Ah, the Cultural Olympiad. What do they call this kind of thing - is it dance theatre?
Yes, exactly. I guess Pina Bausch was the core figure in dance theatre in Europe. 'Tanz theater'. It's a fantastic thing to do, I'm really excited. Just have to make sure I don't collide with some long-limbed dancer in full flight. Or fall off the front of the stage.
No, you don't want to do that.
There's a dangerous drop at the front lip. And it's quite dark. It would make for a spectacular one-off performance, a dive into the lap of someone in the front row.
What do you mean, you crawl? Is there a story?

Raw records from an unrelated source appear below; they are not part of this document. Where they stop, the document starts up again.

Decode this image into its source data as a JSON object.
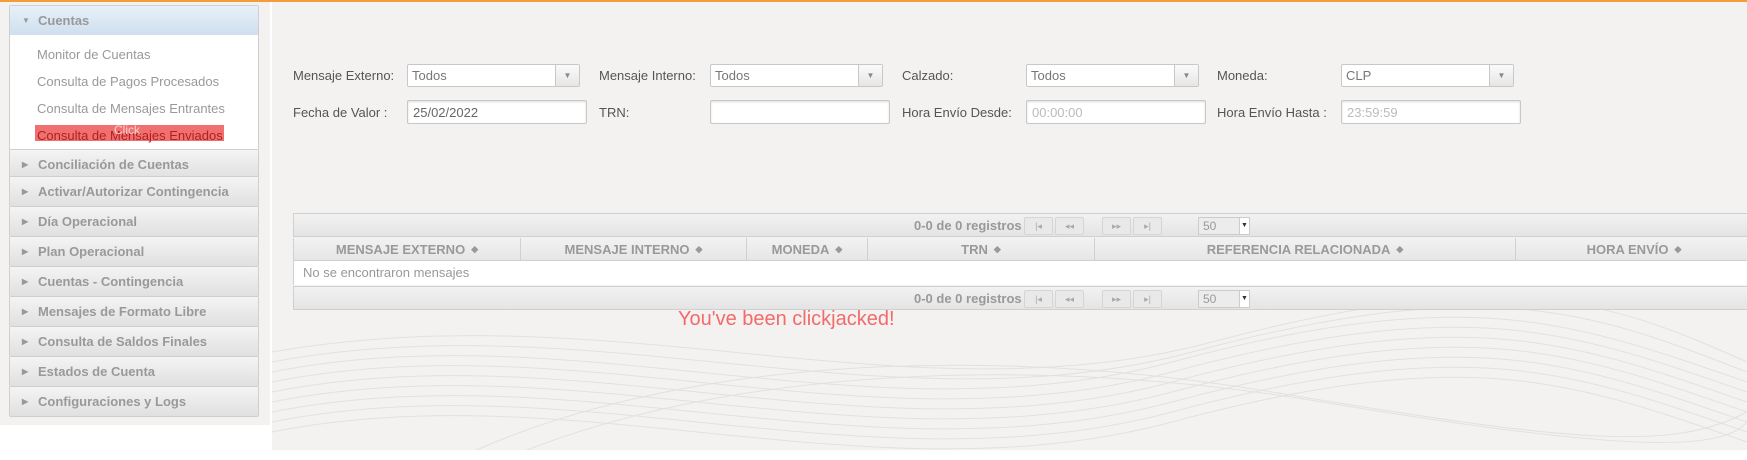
{
  "sidebar": {
    "open_section": {
      "label": "Cuentas",
      "links": [
        {
          "label": "Monitor de Cuentas"
        },
        {
          "label": "Consulta de Pagos Procesados"
        },
        {
          "label": "Consulta de Mensajes Entrantes"
        },
        {
          "label": "Consulta de Mensajes Enviados",
          "overlay": "Click"
        }
      ]
    },
    "sections": [
      {
        "label": "Conciliación de Cuentas"
      },
      {
        "label": "Activar/Autorizar Contingencia"
      },
      {
        "label": "Día Operacional"
      },
      {
        "label": "Plan Operacional"
      },
      {
        "label": "Cuentas - Contingencia"
      },
      {
        "label": "Mensajes de Formato Libre"
      },
      {
        "label": "Consulta de Saldos Finales"
      },
      {
        "label": "Estados de Cuenta"
      },
      {
        "label": "Configuraciones y Logs"
      }
    ]
  },
  "filters": {
    "mensaje_externo": {
      "label": "Mensaje Externo:",
      "value": "Todos"
    },
    "mensaje_interno": {
      "label": "Mensaje Interno:",
      "value": "Todos"
    },
    "calzado": {
      "label": "Calzado:",
      "value": "Todos"
    },
    "moneda": {
      "label": "Moneda:",
      "value": "CLP"
    },
    "fecha_valor": {
      "label": "Fecha de Valor :",
      "value": "25/02/2022"
    },
    "trn": {
      "label": "TRN:",
      "value": ""
    },
    "hora_desde": {
      "label": "Hora Envío Desde:",
      "placeholder": "00:00:00"
    },
    "hora_hasta": {
      "label": "Hora Envío Hasta :",
      "placeholder": "23:59:59"
    }
  },
  "grid": {
    "pager_info": "0-0 de 0 registros",
    "page_size": "50",
    "columns": [
      "MENSAJE EXTERNO",
      "MENSAJE INTERNO",
      "MONEDA",
      "TRN",
      "REFERENCIA RELACIONADA",
      "HORA ENVÍO"
    ],
    "empty_message": "No se encontraron mensajes"
  },
  "clickjack_message": "You've been clickjacked!",
  "colors": {
    "accent": "#f39c3a",
    "alert": "#f26a6a"
  }
}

Not a story as such, it's a sequence of images really. Some of it's like Surrealist painting, maybe. The crawling happens in front of these giant sequoia trees, there's a kind of forest onstage. All of us crawl - the people in the chorus, most of the Bausch dancers, in suits or frocks - very slowly through the space, with our heads down, while three or so of the dancers dance. There's music. It's like a dream image ...
Oh. Do you have to rehearse?

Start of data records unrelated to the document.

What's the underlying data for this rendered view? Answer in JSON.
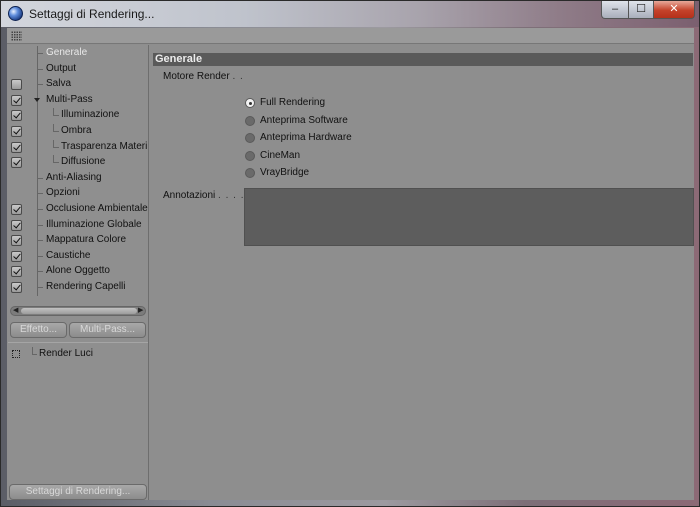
{
  "window": {
    "title": "Settaggi di Rendering...",
    "min_label": "–",
    "max_label": "☐",
    "close_label": "✕"
  },
  "tree": [
    {
      "label": "Generale",
      "checkbox": "none",
      "selected": true
    },
    {
      "label": "Output",
      "checkbox": "none"
    },
    {
      "label": "Salva",
      "checkbox": "off"
    },
    {
      "label": "Multi-Pass",
      "checkbox": "on",
      "expanded": true
    },
    {
      "label": "Illuminazione",
      "checkbox": "on",
      "child": true
    },
    {
      "label": "Ombra",
      "checkbox": "on",
      "child": true
    },
    {
      "label": "Trasparenza Materi",
      "checkbox": "on",
      "child": true
    },
    {
      "label": "Diffusione",
      "checkbox": "on",
      "child": true
    },
    {
      "label": "Anti-Aliasing",
      "checkbox": "none"
    },
    {
      "label": "Opzioni",
      "checkbox": "none"
    },
    {
      "label": "Occlusione Ambientale",
      "checkbox": "on"
    },
    {
      "label": "Illuminazione Globale",
      "checkbox": "on"
    },
    {
      "label": "Mappatura Colore",
      "checkbox": "on"
    },
    {
      "label": "Caustiche",
      "checkbox": "on"
    },
    {
      "label": "Alone Oggetto",
      "checkbox": "on"
    },
    {
      "label": "Rendering Capelli",
      "checkbox": "on"
    }
  ],
  "buttons": {
    "effect": "Effetto...",
    "multipass": "Multi-Pass...",
    "render_settings": "Settaggi di Rendering..."
  },
  "render_luci": {
    "label": "Render Luci"
  },
  "general": {
    "section_title": "Generale",
    "engine_label": "Motore Render",
    "engine_dots": ". .",
    "engine_options": [
      {
        "label": "Full Rendering",
        "selected": true
      },
      {
        "label": "Anteprima Software",
        "selected": false
      },
      {
        "label": "Anteprima Hardware",
        "selected": false
      },
      {
        "label": "CineMan",
        "selected": false
      },
      {
        "label": "VrayBridge",
        "selected": false
      }
    ],
    "notes_label": "Annotazioni",
    "notes_dots": ". . . .",
    "notes_value": ""
  }
}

Yes. Yes, of course.
And do you get paid?
Yes, I do, it's a proper performance. They're really well known, she's probably one of the most famous choreographers of the past 30 years or so. All sorts of people will be in the audience, she has serious fans: Alan Rickman, Wim Wenders ...
... you know, the director of 'Paris Texas'. Fiona Shaw, Antony Gormley.
Antony Gormley. Oh.
I don't do much, probably 15 to 20 minutes out of three hours - it's a bit blink and you'll miss it too - but I'm really chuffed to be involved.
Oh good. I'll look her up.
And then I'm supposed to be in another performance over the summer, at the Tate. It's a piece made by a young guy called Tino Sehgal.
Tina Seagull. Never heard of her.
Him. Tino. S.E.H.G.A.L.
... G.A.L. He's half German.
You know the big entrance hall, the giant space on the way in to Tate Modern?
Yes, I've been there.
Well they've had a series of large scale commissions over the years for that space. Called the Unilever Commissions. You know, that guy who created the weather system, with a giant sun and clouds ...
Anyway, it's part of that series. Tino Sehgal has the commission to make something that runs throughout the summer. Starts in July. Three months.
And what do you have to do?
Well I'm not exactly sure as yet. I'll found out more next week, there's some meetings, I'll let you know. But he's a conceptual artist. He doesn't make things, objects; he makes events, encounters. He calls them 'constructed situations'. A while ago he took all of the art objects out of the Guggenheim in New York, and people walked up the spiral slope, one by one, led by a child, then someone slightly older, and so on all the way to someone really quite old at the top - the conversations there were about progress.
For the piece at the Tate there's a big group of us, and I think we meet people who come in to the gallery and talk with them. It's structured at some level, but inevitably different depending on who you actually meet and how they engage, what they do.
So you talk to people.
Well, I'll let you know more about it once I know a bit more. There are themes, topics, but a lot of it's improvised.
What do they call that kind of thing?
Mmm, I guess it's performance. Or probably conceptual art.
He studied dance when he was younger, and something of that remains. But it's not really dance.
Oh. Do you crawl? (chortle)
No, I don't crawl ...
You'll have to be careful who you engage in conversation, you don't want to get involved with a psychopath.
He might punch you in the nose.
What? How many psychopaths have you ever met in the Tate?
Well, judging by some of the art in there, there's quite a few around. Some of the art's psychopathetic.
Blimey. Just because you don't much like it - that's a preposterous thing to say. So because you don't like Mark Rothko's paintings does that mean he was a psychopath?
Oh, just trying to bring a bit of levity to the conversation.
And I don't always understand the words you use. Your words mean different things. I have to use a dictionary.
You'll need to be careful who you talk to.
Have you not understood this conversation?
Yes yes, this sort of thing is fine.
Well then I can talk with people. I can talk with you.
Yes, but I have to analyse your writing.
Oh ... Oh dear. It's just a conversation, Dad.
And do you get paid?